The invention will now be described by way of example only with reference to the single accompanying drawing which schematically illustrates a storage reservoir whose water content can be heated not only by a solar heating circuit but also by an auxiliary heating device.
As seen in the drawing the insulated storage reservoir 1 is supplied with cold water from a supply pipe 2 which opens into the base of the reservoir, and a warm water draw off pipe 3 is connected to the roof portion of the reservoir.
A heat exchanger 4 is arranged at the base of the reservoir 1 and is connected with a solar collecting device 5 by inflow and return flow pipes 6 and 7 respectively, there being a circulating pump 8 positioned in the return flow pipe.

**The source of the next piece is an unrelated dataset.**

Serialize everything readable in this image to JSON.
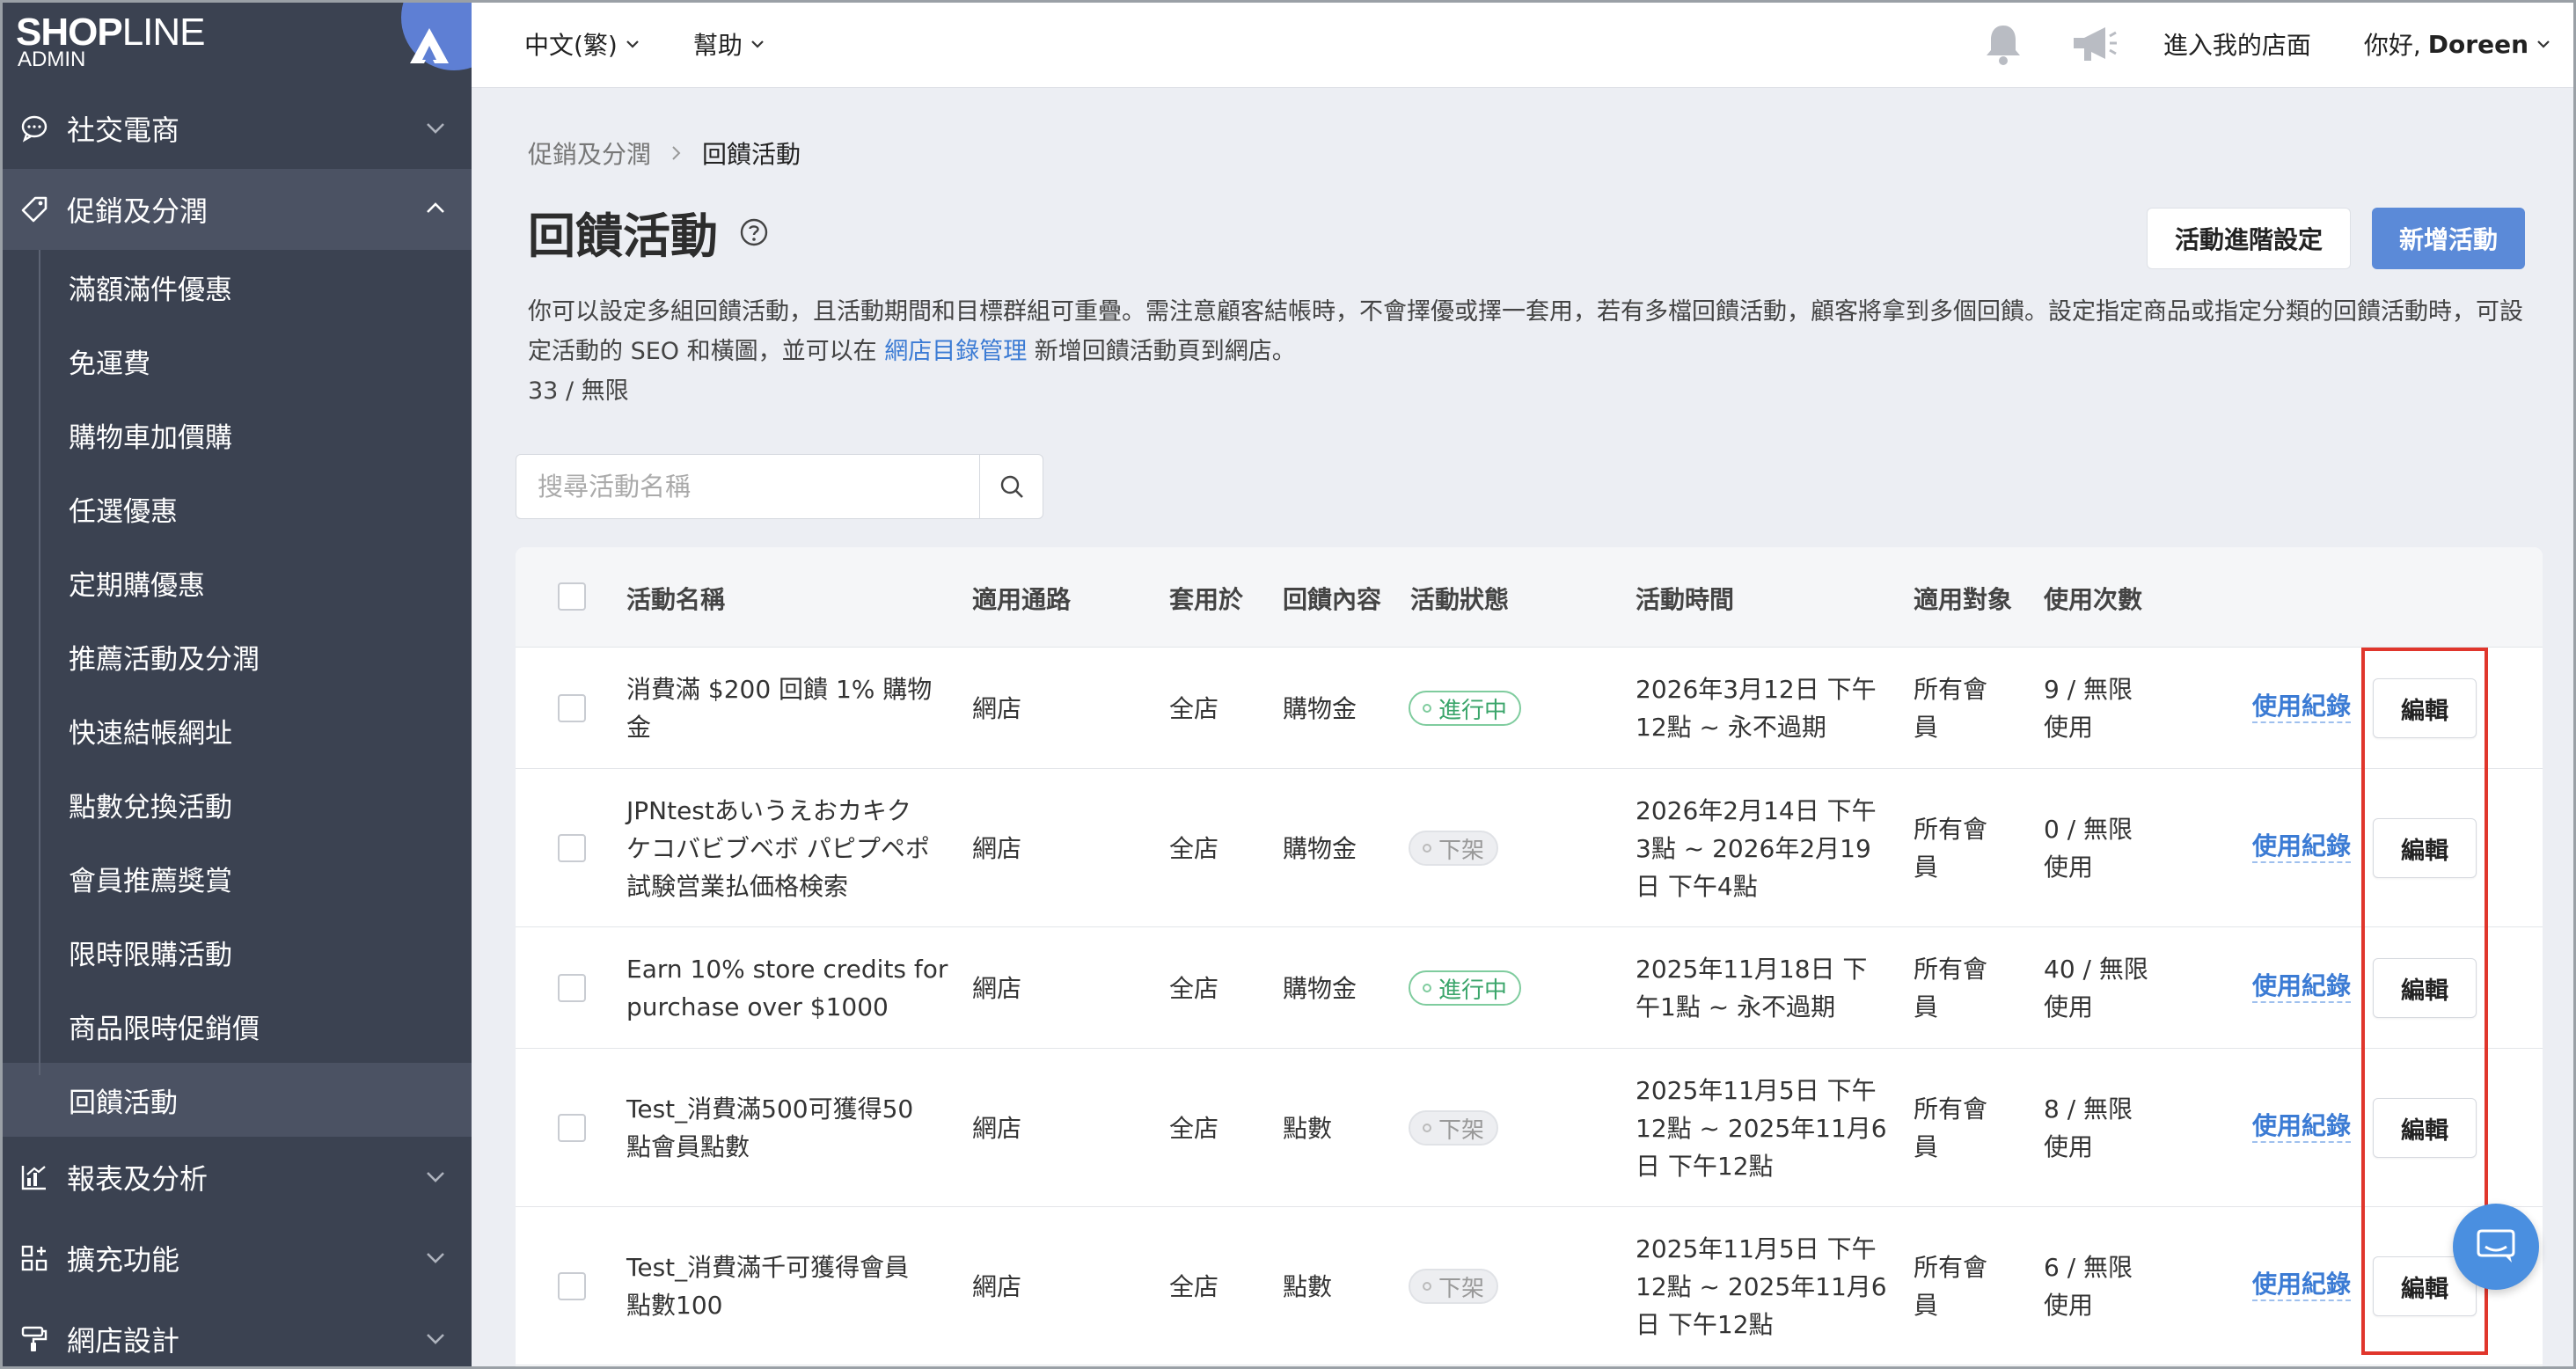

Further details of the solar collecting circuit such as shut off valves, gravity brake, expansion vessel with membrane, safety valve, manometer and if necessary temperature sensor are not shown because they have no especial significance in the context of the present invention.
The reservoir 1 is divided into an upper stand-by tank 17 and a lower solar heat exchange tank 16 by a separating wall 9. The position of this separating wall is so chosen that the stand-by tank has a storage volume which contains sufficient warm water at a minimum temperature of 45° C. for a household of four people. The volume of the stand-by tank generally lies in the range 150 to 200 liters.
The separating wall in the illustrated embodiment has two through flow orifices 10,11 which lie in different quadrants of the separating wall and preferably lie at opposite ends of a common diameter. A flow tube 12 is connected to the through flow orifice 11 and extends in the flow direction downwardly into the solar heat exchange tank.
A further flow tube 12 (not shown) which extends into that stand-by tank can likewise be connected to the through flow orifice 10 to guide flow upwardly into the stand-by tank.
An auxiliary heating device in the form of a heat exchanger 13 and/or an electrical heating element 14 are arranged in the stand-by tank in the immediate vicinity of the separating wall 9.
The heat exchanger 13 can be fed via a circulating pump 15 and, if both the heat exchanger and the heating element are provided, they are usefully both arranged in the same horizontal plane. By the provision of the separating wall 9, and the arrangement of either downward and/or upward flow tubes, at the through flow orifices 10,11 it is possible to have the desired amount of water at the required temperature in the stand-by tank largely without affecting the temperature of the water in the lower storage tank. Furthermore, so long as sufficient solar energy is available, the water in the stand-by tank is heated through solar energy.
The length of the flow tube 12 for directing flow into the solar heating tank is preferably at least equal to half the depth of this tank.
Thus, in all circumstances, the conditions necessary for optimal conversion of the solar energy are continuously present at the heat exchanger arranged at the base of the solar collecting circuit.
Whilst the above embodiment was concerned with a domestic hot water storage tank it will be understood that the system may readily be used in other circumstances such as the heating of water or other process liquid in an industrial installation.